_ASSIGNMENT_.
Return all entries precisely as they stand, without the images.

_DATA SUPPLIED_.
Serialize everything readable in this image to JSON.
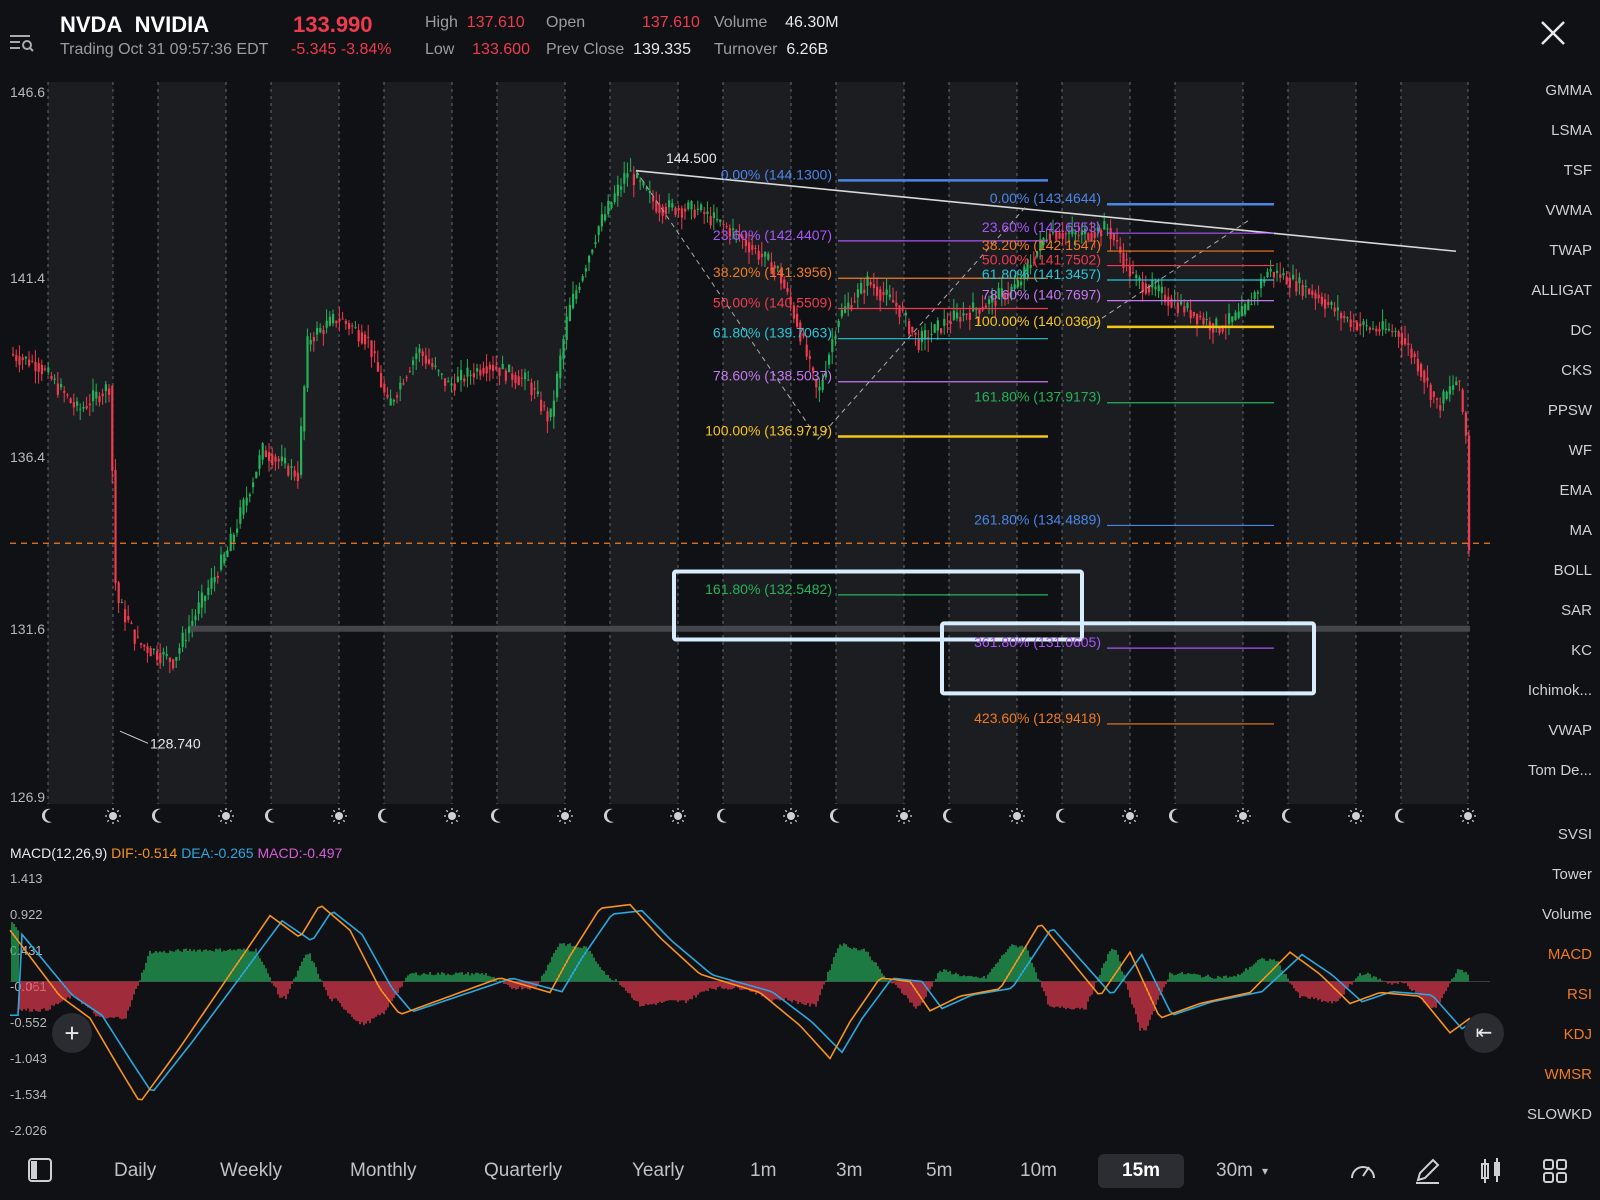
{
  "header": {
    "symbol": "NVDA",
    "name": "NVIDIA",
    "price": "133.990",
    "status": "Trading Oct 31 09:57:36 EDT",
    "change": "-5.345",
    "change_pct": "-3.84%",
    "high_label": "High",
    "high_value": "137.610",
    "low_label": "Low",
    "low_value": "133.600",
    "open_label": "Open",
    "open_value": "137.610",
    "prev_close_label": "Prev Close",
    "prev_close_value": "139.335",
    "volume_label": "Volume",
    "volume_value": "46.30M",
    "turnover_label": "Turnover",
    "turnover_value": "6.26B"
  },
  "main_chart": {
    "y_ticks": [
      "146.6",
      "141.4",
      "136.4",
      "131.6",
      "126.9"
    ],
    "high_marker": "144.500",
    "low_marker": "128.740",
    "fib_left": [
      {
        "label": "0.00% (144.1300)",
        "color": "#4a86e8"
      },
      {
        "label": "23.60% (142.4407)",
        "color": "#a855f7"
      },
      {
        "label": "38.20% (141.3956)",
        "color": "#f07b20"
      },
      {
        "label": "50.00% (140.5509)",
        "color": "#ef3a4f"
      },
      {
        "label": "61.80% (139.7063)",
        "color": "#26c6da"
      },
      {
        "label": "78.60% (138.5037)",
        "color": "#c678f0"
      },
      {
        "label": "100.00% (136.9719)",
        "color": "#f5c518"
      },
      {
        "label": "161.80% (132.5482)",
        "color": "#22b35a"
      }
    ],
    "fib_right": [
      {
        "label": "0.00% (143.4644)",
        "color": "#4a86e8"
      },
      {
        "label": "23.60% (142.6553)",
        "color": "#a855f7"
      },
      {
        "label": "38.20% (142.1547)",
        "color": "#f07b20"
      },
      {
        "label": "50.00% (141.7502)",
        "color": "#ef3a4f"
      },
      {
        "label": "61.80% (141.3457)",
        "color": "#26c6da"
      },
      {
        "label": "78.60% (140.7697)",
        "color": "#c678f0"
      },
      {
        "label": "100.00% (140.0360)",
        "color": "#f5c518"
      },
      {
        "label": "161.80% (137.9173)",
        "color": "#22b35a"
      },
      {
        "label": "261.80% (134.4889)",
        "color": "#4a86e8"
      },
      {
        "label": "361.80% (131.0605)",
        "color": "#a855f7"
      },
      {
        "label": "423.60% (128.9418)",
        "color": "#f07b20"
      }
    ]
  },
  "macd": {
    "title": "MACD(12,26,9)",
    "dif": "DIF:-0.514",
    "dea": "DEA:-0.265",
    "macd": "MACD:-0.497",
    "y_ticks": [
      "1.413",
      "0.922",
      "0.431",
      "-0.061",
      "-0.552",
      "-1.043",
      "-1.534",
      "-2.026"
    ]
  },
  "indicators_main": [
    "GMMA",
    "LSMA",
    "TSF",
    "VWMA",
    "TWAP",
    "ALLIGAT",
    "DC",
    "CKS",
    "PPSW",
    "WF",
    "EMA",
    "MA",
    "BOLL",
    "SAR",
    "KC",
    "Ichimok...",
    "VWAP",
    "Tom De..."
  ],
  "indicators_sub": [
    "SVSI",
    "Tower",
    "Volume",
    "MACD",
    "RSI",
    "KDJ",
    "WMSR",
    "SLOWKD"
  ],
  "timeframes": [
    "Daily",
    "Weekly",
    "Monthly",
    "Quarterly",
    "Yearly",
    "1m",
    "3m",
    "5m",
    "10m",
    "15m",
    "30m"
  ],
  "active_timeframe": "15m",
  "colors": {
    "up": "#22b35a",
    "down": "#ef3a4f",
    "dif": "#f7931e",
    "dea": "#29a8e0",
    "macd": "#d65cd6",
    "highlight_box": "#d8eefe",
    "price_line": "#f07b20"
  }
}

_OUTPUT OF THE TASK_.
Serialize everything readable in this image to JSON.
{
  "header": {
    "symbol": "NVDA",
    "name": "NVIDIA",
    "price": "133.990",
    "status": "Trading Oct 31 09:57:36 EDT",
    "change": "-5.345",
    "change_pct": "-3.84%",
    "high_label": "High",
    "high_value": "137.610",
    "low_label": "Low",
    "low_value": "133.600",
    "open_label": "Open",
    "open_value": "137.610",
    "prev_close_label": "Prev Close",
    "prev_close_value": "139.335",
    "volume_label": "Volume",
    "volume_value": "46.30M",
    "turnover_label": "Turnover",
    "turnover_value": "6.26B"
  },
  "main_chart": {
    "y_ticks": [
      "146.6",
      "141.4",
      "136.4",
      "131.6",
      "126.9"
    ],
    "high_marker": "144.500",
    "low_marker": "128.740",
    "fib_left": [
      {
        "label": "0.00% (144.1300)",
        "color": "#4a86e8"
      },
      {
        "label": "23.60% (142.4407)",
        "color": "#a855f7"
      },
      {
        "label": "38.20% (141.3956)",
        "color": "#f07b20"
      },
      {
        "label": "50.00% (140.5509)",
        "color": "#ef3a4f"
      },
      {
        "label": "61.80% (139.7063)",
        "color": "#26c6da"
      },
      {
        "label": "78.60% (138.5037)",
        "color": "#c678f0"
      },
      {
        "label": "100.00% (136.9719)",
        "color": "#f5c518"
      },
      {
        "label": "161.80% (132.5482)",
        "color": "#22b35a"
      }
    ],
    "fib_right": [
      {
        "label": "0.00% (143.4644)",
        "color": "#4a86e8"
      },
      {
        "label": "23.60% (142.6553)",
        "color": "#a855f7"
      },
      {
        "label": "38.20% (142.1547)",
        "color": "#f07b20"
      },
      {
        "label": "50.00% (141.7502)",
        "color": "#ef3a4f"
      },
      {
        "label": "61.80% (141.3457)",
        "color": "#26c6da"
      },
      {
        "label": "78.60% (140.7697)",
        "color": "#c678f0"
      },
      {
        "label": "100.00% (140.0360)",
        "color": "#f5c518"
      },
      {
        "label": "161.80% (137.9173)",
        "color": "#22b35a"
      },
      {
        "label": "261.80% (134.4889)",
        "color": "#4a86e8"
      },
      {
        "label": "361.80% (131.0605)",
        "color": "#a855f7"
      },
      {
        "label": "423.60% (128.9418)",
        "color": "#f07b20"
      }
    ]
  },
  "macd": {
    "title": "MACD(12,26,9)",
    "dif": "DIF:-0.514",
    "dea": "DEA:-0.265",
    "macd": "MACD:-0.497",
    "y_ticks": [
      "1.413",
      "0.922",
      "0.431",
      "-0.061",
      "-0.552",
      "-1.043",
      "-1.534",
      "-2.026"
    ]
  },
  "indicators_main": [
    "GMMA",
    "LSMA",
    "TSF",
    "VWMA",
    "TWAP",
    "ALLIGAT",
    "DC",
    "CKS",
    "PPSW",
    "WF",
    "EMA",
    "MA",
    "BOLL",
    "SAR",
    "KC",
    "Ichimok...",
    "VWAP",
    "Tom De..."
  ],
  "indicators_sub": [
    "SVSI",
    "Tower",
    "Volume",
    "MACD",
    "RSI",
    "KDJ",
    "WMSR",
    "SLOWKD"
  ],
  "timeframes": [
    "Daily",
    "Weekly",
    "Monthly",
    "Quarterly",
    "Yearly",
    "1m",
    "3m",
    "5m",
    "10m",
    "15m",
    "30m"
  ],
  "active_timeframe": "15m",
  "colors": {
    "up": "#22b35a",
    "down": "#ef3a4f",
    "dif": "#f7931e",
    "dea": "#29a8e0",
    "macd": "#d65cd6",
    "highlight_box": "#d8eefe",
    "price_line": "#f07b20"
  }
}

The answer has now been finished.